__Given entries__:
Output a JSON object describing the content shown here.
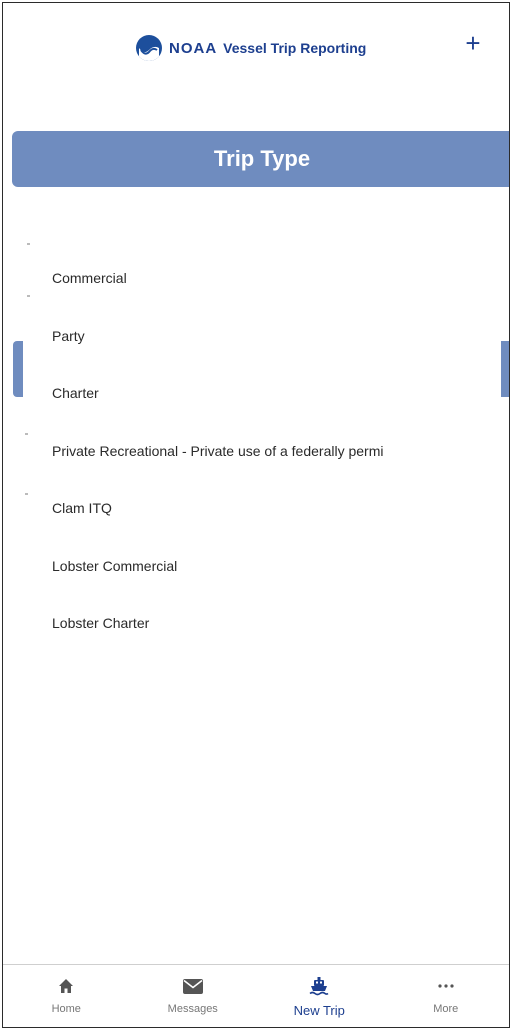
{
  "header": {
    "brand_noaa": "NOAA",
    "brand_text": "Vessel Trip Reporting",
    "add_icon": "plus-icon"
  },
  "title": "Trip Type",
  "trip_types": [
    "Commercial",
    "Party",
    "Charter",
    "Private Recreational - Private use of a federally permi",
    "Clam ITQ",
    "Lobster Commercial",
    "Lobster Charter"
  ],
  "tabs": [
    {
      "label": "Home",
      "icon": "home-icon"
    },
    {
      "label": "Messages",
      "icon": "envelope-icon"
    },
    {
      "label": "New Trip",
      "icon": "boat-icon",
      "active": true
    },
    {
      "label": "More",
      "icon": "more-icon"
    }
  ],
  "colors": {
    "accent": "#6f8cbf",
    "brand": "#1d3f8f",
    "tab_inactive": "#777777"
  }
}
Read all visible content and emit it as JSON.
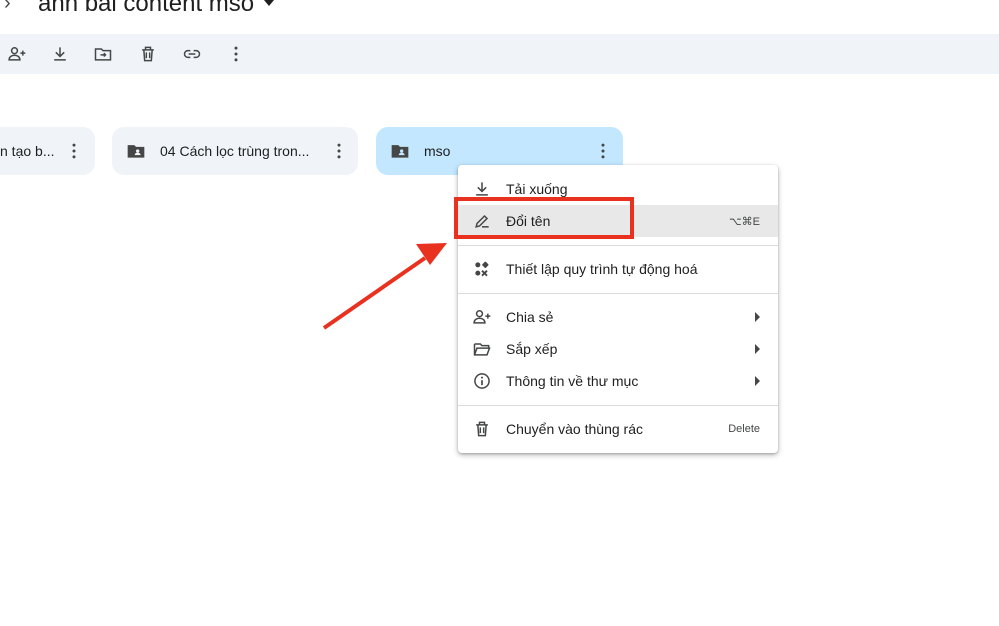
{
  "header": {
    "title": "anh bai content mso"
  },
  "toolbar": {
    "buttons": [
      "add-user-icon",
      "download-icon",
      "move-to-folder-icon",
      "trash-icon",
      "link-icon",
      "more-vert-icon"
    ]
  },
  "folders": [
    {
      "label": "n tạo b...",
      "selected": false
    },
    {
      "label": "04 Cách lọc trùng tron...",
      "selected": false
    },
    {
      "label": "mso",
      "selected": true
    }
  ],
  "context_menu": {
    "items": [
      {
        "label": "Tải xuống",
        "icon": "download-icon",
        "shortcut": "",
        "submenu": false
      },
      {
        "label": "Đổi tên",
        "icon": "pencil-icon",
        "shortcut": "⌥⌘E",
        "submenu": false,
        "highlighted": true
      },
      {
        "label": "Thiết lập quy trình tự động hoá",
        "icon": "workflow-icon",
        "shortcut": "",
        "submenu": false
      },
      {
        "label": "Chia sẻ",
        "icon": "share-person-icon",
        "shortcut": "",
        "submenu": true
      },
      {
        "label": "Sắp xếp",
        "icon": "folder-open-icon",
        "shortcut": "",
        "submenu": true
      },
      {
        "label": "Thông tin về thư mục",
        "icon": "info-icon",
        "shortcut": "",
        "submenu": true
      },
      {
        "label": "Chuyển vào thùng rác",
        "icon": "trash-icon",
        "shortcut": "Delete",
        "submenu": false
      }
    ]
  },
  "colors": {
    "toolbar_bg": "#f0f4f9",
    "selected_folder_bg": "#c2e7ff",
    "annotation_red": "#e8321f"
  }
}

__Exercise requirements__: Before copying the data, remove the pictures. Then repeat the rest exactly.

__Result of the exercise__:
Output a JSON object describing the content shown here.
{
  "header": {
    "brand_noaa": "NOAA",
    "brand_text": "Vessel Trip Reporting",
    "add_icon": "plus-icon"
  },
  "title": "Trip Type",
  "trip_types": [
    "Commercial",
    "Party",
    "Charter",
    "Private Recreational - Private use of a federally permi",
    "Clam ITQ",
    "Lobster Commercial",
    "Lobster Charter"
  ],
  "tabs": [
    {
      "label": "Home",
      "icon": "home-icon"
    },
    {
      "label": "Messages",
      "icon": "envelope-icon"
    },
    {
      "label": "New Trip",
      "icon": "boat-icon",
      "active": true
    },
    {
      "label": "More",
      "icon": "more-icon"
    }
  ],
  "colors": {
    "accent": "#6f8cbf",
    "brand": "#1d3f8f",
    "tab_inactive": "#777777"
  }
}
Read all visible content and emit it as JSON.
{
  "header": {
    "title": "anh bai content mso"
  },
  "toolbar": {
    "buttons": [
      "add-user-icon",
      "download-icon",
      "move-to-folder-icon",
      "trash-icon",
      "link-icon",
      "more-vert-icon"
    ]
  },
  "folders": [
    {
      "label": "n tạo b...",
      "selected": false
    },
    {
      "label": "04 Cách lọc trùng tron...",
      "selected": false
    },
    {
      "label": "mso",
      "selected": true
    }
  ],
  "context_menu": {
    "items": [
      {
        "label": "Tải xuống",
        "icon": "download-icon",
        "shortcut": "",
        "submenu": false
      },
      {
        "label": "Đổi tên",
        "icon": "pencil-icon",
        "shortcut": "⌥⌘E",
        "submenu": false,
        "highlighted": true
      },
      {
        "label": "Thiết lập quy trình tự động hoá",
        "icon": "workflow-icon",
        "shortcut": "",
        "submenu": false
      },
      {
        "label": "Chia sẻ",
        "icon": "share-person-icon",
        "shortcut": "",
        "submenu": true
      },
      {
        "label": "Sắp xếp",
        "icon": "folder-open-icon",
        "shortcut": "",
        "submenu": true
      },
      {
        "label": "Thông tin về thư mục",
        "icon": "info-icon",
        "shortcut": "",
        "submenu": true
      },
      {
        "label": "Chuyển vào thùng rác",
        "icon": "trash-icon",
        "shortcut": "Delete",
        "submenu": false
      }
    ]
  },
  "colors": {
    "toolbar_bg": "#f0f4f9",
    "selected_folder_bg": "#c2e7ff",
    "annotation_red": "#e8321f"
  }
}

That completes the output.